San Angel Inn: Simply put, San Angel Inn serves traditional Mexican food in a beautiful garden setting. Located in one of my favorite neighborhoods, this place is the perfect spot to come for brunch with your mom. They only take reservations over the phone before 10 am on weekends, so make sure you book early and specifically ask for a table outside. 

Chetito: This gourmet taco spot on the border of Condesa and Roma is my favorite place to grab a quick bite with a side of handcrafted cocktails. Try the house taco, “Chetito” with  Arrachera (hanger steak), caramelized onion and goat's cheese.

La Coyoacana: This popular cantina is located in the heart of Coyoacan. During weekends the line can be as long as 3 hours (and you can’t make reservations). The food is traditional and the Mezcal is delicious. Make sure you grab a spot on the coveted terrace, surrounded by lush greens and live a mariachi band. 

La Casa Las Tacos: This is a perfect alternative for when La Coyoacana is too busy. Located just around the corner from the main square, it serves up authentic Mexican dishes and yummy margaritas. 

Tori Tori: If you’re looking for a change from traditional Mexican food, sushi is always a good alternative. Tori Tori, located in Polanco, is on the expensive side, but the dishes are so fresh and authentic. 

Mog Bistro: Another option for sushi and Japanese food is Mog Bistro. The super affordable menu draws a large hipster crowd from the neighborhood. It's always packed, so come early. Tip: the upstairs is set up like a traditional Japanese restaurant where you must take off your shoes upon entering and sit on the floor. 

La Pitahaya: This place is tucked away in a cool food market located in Roma. It serves up creative, delicious (and pretty) pink vegan tacos on beet tortillas. I recommend ordering the “choice of 3” so you get to try a bit of everything! 



Paramo: Located on the first floor above street level, this cozy space is divided into two areas: a series of small rooms for those who want to eat and chat quietly and a huge terrace for partygoers looking for a scene. Open only at night - don’t forget to try the tacos! 

Balmori Rooftop: This trendy rooftop is always packed and requires a reservation. While it may seem like more of a bar vibe, the food here is insane. A DJ usually spins from Thursday - Saturday. 

Licorería Limantour: This is a fun place to come after work or before heading to the nightclub. Here you can find super creative cocktails served in everything from giant seashells to pineapples. 

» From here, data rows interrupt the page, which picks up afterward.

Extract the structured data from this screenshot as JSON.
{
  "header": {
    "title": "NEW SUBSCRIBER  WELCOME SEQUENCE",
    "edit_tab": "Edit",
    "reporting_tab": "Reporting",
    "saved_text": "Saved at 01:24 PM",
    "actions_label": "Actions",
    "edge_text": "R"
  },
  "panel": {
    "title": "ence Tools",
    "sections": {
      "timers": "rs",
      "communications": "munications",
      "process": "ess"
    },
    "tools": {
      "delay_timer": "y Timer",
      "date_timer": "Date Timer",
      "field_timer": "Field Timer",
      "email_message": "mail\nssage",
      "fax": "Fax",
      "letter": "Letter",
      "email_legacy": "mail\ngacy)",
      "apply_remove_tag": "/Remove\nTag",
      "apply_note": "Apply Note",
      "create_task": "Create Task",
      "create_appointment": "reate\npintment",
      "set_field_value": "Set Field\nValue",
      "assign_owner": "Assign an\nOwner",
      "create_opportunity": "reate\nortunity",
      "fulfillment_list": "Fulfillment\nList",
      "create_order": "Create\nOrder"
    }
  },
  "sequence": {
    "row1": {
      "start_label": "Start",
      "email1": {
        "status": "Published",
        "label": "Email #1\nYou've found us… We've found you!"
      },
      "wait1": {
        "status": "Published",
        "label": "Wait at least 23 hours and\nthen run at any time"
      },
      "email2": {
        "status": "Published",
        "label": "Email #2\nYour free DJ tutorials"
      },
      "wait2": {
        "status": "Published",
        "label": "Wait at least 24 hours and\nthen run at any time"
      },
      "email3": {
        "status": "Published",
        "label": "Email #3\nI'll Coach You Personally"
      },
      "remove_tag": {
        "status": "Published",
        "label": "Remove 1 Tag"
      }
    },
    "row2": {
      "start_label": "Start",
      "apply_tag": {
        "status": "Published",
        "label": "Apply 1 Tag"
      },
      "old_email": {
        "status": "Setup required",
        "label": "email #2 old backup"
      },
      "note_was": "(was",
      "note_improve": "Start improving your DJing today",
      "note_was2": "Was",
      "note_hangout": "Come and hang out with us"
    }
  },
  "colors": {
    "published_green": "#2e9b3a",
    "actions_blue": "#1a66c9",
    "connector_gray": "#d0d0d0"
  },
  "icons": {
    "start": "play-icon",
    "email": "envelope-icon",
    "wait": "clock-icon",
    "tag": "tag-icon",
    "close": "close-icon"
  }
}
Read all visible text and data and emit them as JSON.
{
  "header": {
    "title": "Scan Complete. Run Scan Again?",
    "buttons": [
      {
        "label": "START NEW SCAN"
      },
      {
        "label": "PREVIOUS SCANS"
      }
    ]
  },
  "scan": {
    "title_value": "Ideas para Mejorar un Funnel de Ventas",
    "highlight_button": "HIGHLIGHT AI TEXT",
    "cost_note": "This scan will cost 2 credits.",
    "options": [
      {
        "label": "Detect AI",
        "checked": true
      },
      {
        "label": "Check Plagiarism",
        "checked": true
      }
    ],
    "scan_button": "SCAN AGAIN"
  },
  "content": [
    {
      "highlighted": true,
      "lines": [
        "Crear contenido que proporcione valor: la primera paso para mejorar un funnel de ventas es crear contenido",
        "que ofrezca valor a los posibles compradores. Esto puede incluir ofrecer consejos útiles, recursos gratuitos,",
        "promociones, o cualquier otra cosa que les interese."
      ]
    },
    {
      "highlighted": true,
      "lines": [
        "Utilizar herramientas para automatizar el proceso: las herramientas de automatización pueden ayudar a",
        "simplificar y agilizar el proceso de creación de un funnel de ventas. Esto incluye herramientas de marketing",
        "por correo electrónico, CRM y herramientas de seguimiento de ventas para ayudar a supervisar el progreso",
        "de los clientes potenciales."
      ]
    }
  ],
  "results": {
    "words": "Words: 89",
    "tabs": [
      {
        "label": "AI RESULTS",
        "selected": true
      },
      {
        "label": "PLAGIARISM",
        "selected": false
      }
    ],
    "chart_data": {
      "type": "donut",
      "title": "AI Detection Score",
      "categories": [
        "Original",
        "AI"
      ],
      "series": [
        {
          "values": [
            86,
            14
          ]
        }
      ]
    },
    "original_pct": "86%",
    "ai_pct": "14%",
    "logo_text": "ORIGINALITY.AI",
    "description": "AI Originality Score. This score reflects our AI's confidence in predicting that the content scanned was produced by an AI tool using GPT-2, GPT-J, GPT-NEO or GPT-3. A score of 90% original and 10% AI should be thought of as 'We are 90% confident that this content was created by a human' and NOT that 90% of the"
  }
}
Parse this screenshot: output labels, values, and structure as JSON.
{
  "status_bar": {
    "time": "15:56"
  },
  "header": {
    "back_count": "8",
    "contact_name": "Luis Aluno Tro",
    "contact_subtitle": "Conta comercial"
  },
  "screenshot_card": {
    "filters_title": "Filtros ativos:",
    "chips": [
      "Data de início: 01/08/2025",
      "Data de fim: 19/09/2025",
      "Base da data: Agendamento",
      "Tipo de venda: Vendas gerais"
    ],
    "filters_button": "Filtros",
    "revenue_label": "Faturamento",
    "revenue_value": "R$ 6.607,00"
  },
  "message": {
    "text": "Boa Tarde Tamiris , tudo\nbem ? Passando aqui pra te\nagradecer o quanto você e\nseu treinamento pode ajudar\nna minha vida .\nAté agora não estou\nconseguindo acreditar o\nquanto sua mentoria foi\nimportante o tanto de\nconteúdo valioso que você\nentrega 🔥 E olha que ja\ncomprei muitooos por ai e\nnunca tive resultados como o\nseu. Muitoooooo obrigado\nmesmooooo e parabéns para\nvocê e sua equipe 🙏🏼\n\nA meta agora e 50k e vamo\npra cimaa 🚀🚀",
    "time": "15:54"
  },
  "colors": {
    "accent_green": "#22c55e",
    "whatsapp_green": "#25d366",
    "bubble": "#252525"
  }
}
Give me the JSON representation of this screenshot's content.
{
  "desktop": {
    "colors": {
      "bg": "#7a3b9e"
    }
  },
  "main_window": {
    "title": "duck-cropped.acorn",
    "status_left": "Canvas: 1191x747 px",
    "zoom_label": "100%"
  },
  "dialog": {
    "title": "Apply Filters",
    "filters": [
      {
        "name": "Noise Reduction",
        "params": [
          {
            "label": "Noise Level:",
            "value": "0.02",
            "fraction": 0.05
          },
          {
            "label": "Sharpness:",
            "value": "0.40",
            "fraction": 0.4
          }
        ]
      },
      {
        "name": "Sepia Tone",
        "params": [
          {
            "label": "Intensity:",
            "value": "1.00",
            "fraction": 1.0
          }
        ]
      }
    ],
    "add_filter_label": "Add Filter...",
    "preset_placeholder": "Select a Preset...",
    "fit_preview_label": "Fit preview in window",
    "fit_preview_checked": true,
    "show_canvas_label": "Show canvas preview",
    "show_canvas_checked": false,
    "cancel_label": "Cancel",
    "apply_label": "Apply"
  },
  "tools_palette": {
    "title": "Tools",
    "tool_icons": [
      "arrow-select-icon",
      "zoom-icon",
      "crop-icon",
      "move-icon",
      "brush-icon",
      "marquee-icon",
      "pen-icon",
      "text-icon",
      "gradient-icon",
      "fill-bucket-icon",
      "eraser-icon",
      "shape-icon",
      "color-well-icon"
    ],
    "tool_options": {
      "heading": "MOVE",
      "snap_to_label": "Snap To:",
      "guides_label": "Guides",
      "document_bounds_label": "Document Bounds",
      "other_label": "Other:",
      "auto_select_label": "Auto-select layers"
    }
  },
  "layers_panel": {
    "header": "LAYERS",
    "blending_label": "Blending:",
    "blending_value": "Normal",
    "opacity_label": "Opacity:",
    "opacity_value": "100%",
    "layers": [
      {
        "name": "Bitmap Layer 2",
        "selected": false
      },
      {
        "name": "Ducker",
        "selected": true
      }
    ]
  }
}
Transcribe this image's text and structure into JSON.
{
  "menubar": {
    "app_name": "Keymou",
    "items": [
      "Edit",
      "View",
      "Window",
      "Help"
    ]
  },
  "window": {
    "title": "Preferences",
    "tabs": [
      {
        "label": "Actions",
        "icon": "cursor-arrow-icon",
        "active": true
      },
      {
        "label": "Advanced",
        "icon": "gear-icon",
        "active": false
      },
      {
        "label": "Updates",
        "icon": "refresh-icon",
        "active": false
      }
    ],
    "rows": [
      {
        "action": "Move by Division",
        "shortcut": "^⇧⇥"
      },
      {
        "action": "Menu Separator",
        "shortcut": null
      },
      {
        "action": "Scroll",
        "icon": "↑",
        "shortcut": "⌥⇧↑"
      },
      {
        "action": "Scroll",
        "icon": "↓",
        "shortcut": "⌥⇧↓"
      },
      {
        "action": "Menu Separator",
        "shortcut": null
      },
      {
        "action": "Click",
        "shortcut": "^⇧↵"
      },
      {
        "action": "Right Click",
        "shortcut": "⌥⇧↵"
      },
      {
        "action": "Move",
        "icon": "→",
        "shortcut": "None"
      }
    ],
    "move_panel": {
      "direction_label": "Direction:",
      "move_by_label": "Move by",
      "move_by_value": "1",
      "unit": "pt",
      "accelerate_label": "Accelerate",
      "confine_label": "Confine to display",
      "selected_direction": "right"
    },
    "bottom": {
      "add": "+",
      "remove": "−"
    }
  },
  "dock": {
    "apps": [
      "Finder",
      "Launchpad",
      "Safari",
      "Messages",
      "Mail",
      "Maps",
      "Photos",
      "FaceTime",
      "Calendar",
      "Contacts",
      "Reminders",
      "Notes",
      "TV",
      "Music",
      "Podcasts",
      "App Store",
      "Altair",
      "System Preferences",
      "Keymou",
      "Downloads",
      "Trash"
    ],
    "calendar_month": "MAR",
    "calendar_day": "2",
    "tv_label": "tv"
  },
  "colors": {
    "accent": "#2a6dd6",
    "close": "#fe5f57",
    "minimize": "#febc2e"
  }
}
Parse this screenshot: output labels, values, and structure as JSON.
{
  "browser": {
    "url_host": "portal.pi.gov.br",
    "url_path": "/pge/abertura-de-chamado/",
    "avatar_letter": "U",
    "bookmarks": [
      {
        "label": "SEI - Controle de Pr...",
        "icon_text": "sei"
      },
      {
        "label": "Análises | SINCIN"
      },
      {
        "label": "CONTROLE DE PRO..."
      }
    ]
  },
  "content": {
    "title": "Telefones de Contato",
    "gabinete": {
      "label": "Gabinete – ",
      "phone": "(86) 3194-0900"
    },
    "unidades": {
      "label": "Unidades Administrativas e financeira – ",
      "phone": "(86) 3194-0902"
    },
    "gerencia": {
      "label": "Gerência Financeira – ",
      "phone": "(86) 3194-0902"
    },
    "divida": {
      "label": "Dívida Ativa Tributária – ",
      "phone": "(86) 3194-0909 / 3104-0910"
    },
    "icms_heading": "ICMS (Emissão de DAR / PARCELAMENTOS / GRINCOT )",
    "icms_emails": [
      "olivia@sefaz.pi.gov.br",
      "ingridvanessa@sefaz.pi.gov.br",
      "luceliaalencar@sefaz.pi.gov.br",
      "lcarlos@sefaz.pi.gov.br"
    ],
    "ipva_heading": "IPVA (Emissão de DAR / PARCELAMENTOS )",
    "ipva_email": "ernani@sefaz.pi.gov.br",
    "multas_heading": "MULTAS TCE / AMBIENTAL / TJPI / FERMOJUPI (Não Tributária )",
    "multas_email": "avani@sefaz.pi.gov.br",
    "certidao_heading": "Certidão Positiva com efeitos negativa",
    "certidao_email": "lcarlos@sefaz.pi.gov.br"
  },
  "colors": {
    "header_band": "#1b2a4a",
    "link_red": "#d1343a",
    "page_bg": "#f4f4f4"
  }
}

Gin Gin: If you are a fan of G+T’s (like me) this is the place for you. This kind of pharmacy disguised as a bar, serves every kind of spin on the classic gin and tonic. My favorite is the Acapulco Golden made with pineapple juice, coconut water and sage. 

"El Tigre” Rooftop at Hotel Casa Awolly: This eclectic hotspot is always filled with trendy, creative types. I love the open air tropical vibes and tasty cocktails. 



Hotel Condesa DF: With old world charm and creative design, Hotel Condesa DF is the Mexican version of the Ace Hotels. It has an amazing rooftop bar, which is always full of locals hanging out after work and on weekends. 

CHAYA B&B Boutique: This super cute and unique B&B is located in the heart of Mexico City, facing Alameda Park. Chaya was designed by travelers for travelers, so it’s a great place to meet other voyagers. Perks: complimentary breakfast and beautiful rooftop views with hammocks! 



Take Uber: The safest and cheapest way to travel around the city is by Uber. I’ve heard mixed reviews about taking the metro, which is usually jam packed with people, so I tend to avoid this option. 

Eat all the food (even if it scares you): Seriously, a big part of the Mexican culture is the unique cuisine, so be adventurous and try everything - except the tap water! 

Tulum, Mexico

Tulum, Mexico

Oaxaca, Mexico

Oaxaca, Mexico